(TASK REQUIREMENTS) What lines in the records below hold the string "notes"? Please show them.

(DATASET ENTRIES)
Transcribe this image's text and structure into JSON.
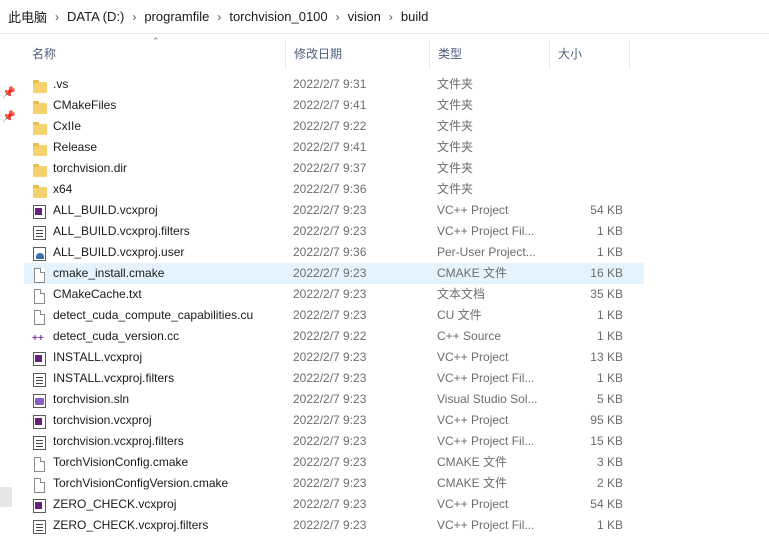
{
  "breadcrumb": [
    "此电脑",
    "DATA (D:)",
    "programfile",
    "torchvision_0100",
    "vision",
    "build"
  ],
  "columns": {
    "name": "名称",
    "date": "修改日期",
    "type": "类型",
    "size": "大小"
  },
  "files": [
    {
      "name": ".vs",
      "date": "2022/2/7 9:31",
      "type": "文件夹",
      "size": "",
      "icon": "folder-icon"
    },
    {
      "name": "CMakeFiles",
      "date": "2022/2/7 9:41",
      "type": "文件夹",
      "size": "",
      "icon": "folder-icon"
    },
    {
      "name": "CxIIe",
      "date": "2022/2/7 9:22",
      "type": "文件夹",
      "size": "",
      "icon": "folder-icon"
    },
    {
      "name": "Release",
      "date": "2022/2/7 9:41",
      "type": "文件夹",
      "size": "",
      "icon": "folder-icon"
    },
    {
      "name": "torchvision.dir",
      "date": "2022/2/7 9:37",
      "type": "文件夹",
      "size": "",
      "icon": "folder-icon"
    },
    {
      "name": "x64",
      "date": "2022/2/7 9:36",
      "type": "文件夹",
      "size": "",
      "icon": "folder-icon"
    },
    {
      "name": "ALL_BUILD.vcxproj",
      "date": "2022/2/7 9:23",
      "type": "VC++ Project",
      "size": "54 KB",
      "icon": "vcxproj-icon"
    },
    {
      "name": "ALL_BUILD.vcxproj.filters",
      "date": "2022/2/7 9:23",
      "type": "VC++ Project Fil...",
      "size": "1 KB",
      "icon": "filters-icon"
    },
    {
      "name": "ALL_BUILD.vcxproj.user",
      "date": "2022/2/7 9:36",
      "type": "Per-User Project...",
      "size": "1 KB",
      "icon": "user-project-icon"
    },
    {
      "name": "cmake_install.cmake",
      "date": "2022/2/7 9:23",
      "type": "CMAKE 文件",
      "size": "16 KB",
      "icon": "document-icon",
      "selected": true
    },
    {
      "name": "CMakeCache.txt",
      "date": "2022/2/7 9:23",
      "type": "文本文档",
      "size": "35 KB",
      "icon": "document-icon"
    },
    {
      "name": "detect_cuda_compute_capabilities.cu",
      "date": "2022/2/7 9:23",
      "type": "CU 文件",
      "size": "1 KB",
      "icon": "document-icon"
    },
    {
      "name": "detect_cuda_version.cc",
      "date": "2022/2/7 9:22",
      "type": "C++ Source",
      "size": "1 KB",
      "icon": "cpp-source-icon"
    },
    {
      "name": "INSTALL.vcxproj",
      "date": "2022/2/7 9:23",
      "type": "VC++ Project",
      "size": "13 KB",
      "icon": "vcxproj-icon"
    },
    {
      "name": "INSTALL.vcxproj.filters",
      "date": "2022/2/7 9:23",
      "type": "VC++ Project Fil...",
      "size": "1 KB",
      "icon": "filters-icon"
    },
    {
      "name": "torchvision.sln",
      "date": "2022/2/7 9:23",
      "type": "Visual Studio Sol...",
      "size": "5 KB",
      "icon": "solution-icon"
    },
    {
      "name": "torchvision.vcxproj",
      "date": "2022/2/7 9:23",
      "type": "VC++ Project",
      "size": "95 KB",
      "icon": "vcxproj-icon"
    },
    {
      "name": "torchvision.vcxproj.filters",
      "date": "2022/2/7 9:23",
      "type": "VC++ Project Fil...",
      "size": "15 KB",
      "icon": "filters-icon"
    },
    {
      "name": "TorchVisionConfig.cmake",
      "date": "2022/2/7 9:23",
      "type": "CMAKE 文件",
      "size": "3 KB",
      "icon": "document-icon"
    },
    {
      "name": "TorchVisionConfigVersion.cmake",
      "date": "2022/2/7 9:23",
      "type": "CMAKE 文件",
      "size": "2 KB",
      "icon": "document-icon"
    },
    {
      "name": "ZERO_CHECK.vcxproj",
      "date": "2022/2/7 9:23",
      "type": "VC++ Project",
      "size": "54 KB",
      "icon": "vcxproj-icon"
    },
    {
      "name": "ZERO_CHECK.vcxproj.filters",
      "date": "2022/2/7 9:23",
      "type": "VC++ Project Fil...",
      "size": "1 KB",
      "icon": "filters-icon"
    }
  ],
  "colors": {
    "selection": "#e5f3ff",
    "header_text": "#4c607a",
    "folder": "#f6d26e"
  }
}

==

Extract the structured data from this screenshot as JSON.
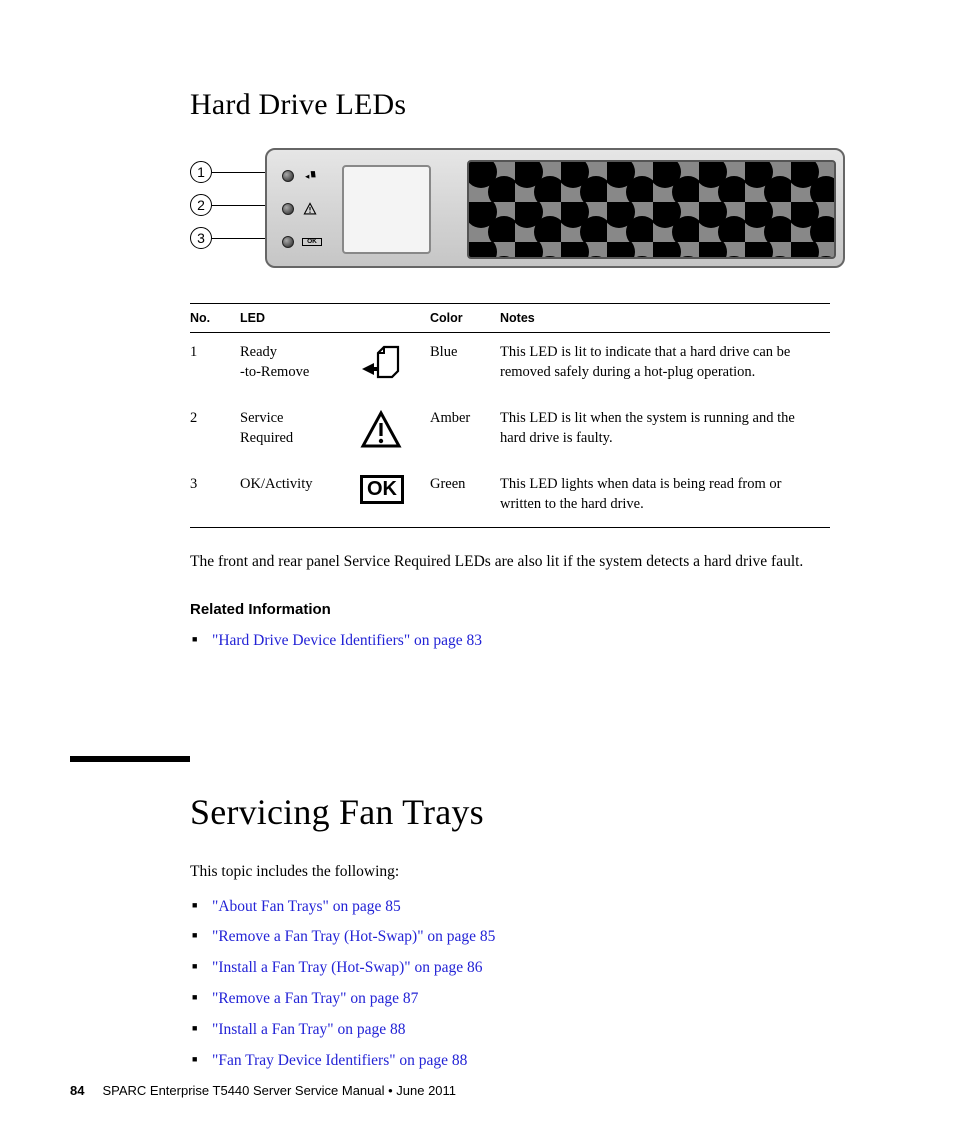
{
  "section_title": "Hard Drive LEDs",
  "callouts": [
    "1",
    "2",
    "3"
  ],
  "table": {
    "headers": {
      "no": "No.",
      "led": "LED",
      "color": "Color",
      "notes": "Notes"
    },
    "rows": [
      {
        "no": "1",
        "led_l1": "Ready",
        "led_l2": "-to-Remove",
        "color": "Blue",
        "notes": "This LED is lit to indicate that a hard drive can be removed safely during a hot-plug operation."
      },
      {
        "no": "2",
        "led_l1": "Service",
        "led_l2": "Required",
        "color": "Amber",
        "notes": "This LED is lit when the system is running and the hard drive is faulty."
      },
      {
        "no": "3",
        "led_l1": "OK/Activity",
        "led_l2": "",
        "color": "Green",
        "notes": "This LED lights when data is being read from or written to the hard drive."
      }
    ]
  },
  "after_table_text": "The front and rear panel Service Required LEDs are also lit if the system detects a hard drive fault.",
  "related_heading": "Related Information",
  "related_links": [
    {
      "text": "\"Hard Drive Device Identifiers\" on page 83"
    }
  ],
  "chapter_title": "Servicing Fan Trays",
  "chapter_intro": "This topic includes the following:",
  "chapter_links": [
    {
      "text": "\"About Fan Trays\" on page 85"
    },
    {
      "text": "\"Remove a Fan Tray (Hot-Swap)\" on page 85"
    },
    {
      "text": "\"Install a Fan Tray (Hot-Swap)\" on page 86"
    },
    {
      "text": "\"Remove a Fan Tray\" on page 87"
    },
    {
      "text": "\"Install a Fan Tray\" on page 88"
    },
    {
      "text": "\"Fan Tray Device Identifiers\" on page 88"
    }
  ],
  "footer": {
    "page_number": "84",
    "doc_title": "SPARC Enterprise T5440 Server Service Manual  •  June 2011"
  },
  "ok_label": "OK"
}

(RESULT OF THIS TASK)
      "notes": "Notes"
        "notes": "This LED is lit to indicate that a hard drive can be removed safely during a hot-plug operation."
        "notes": "This LED is lit when the system is running and the hard drive is faulty."
        "notes": "This LED lights when data is being read from or written to the hard drive."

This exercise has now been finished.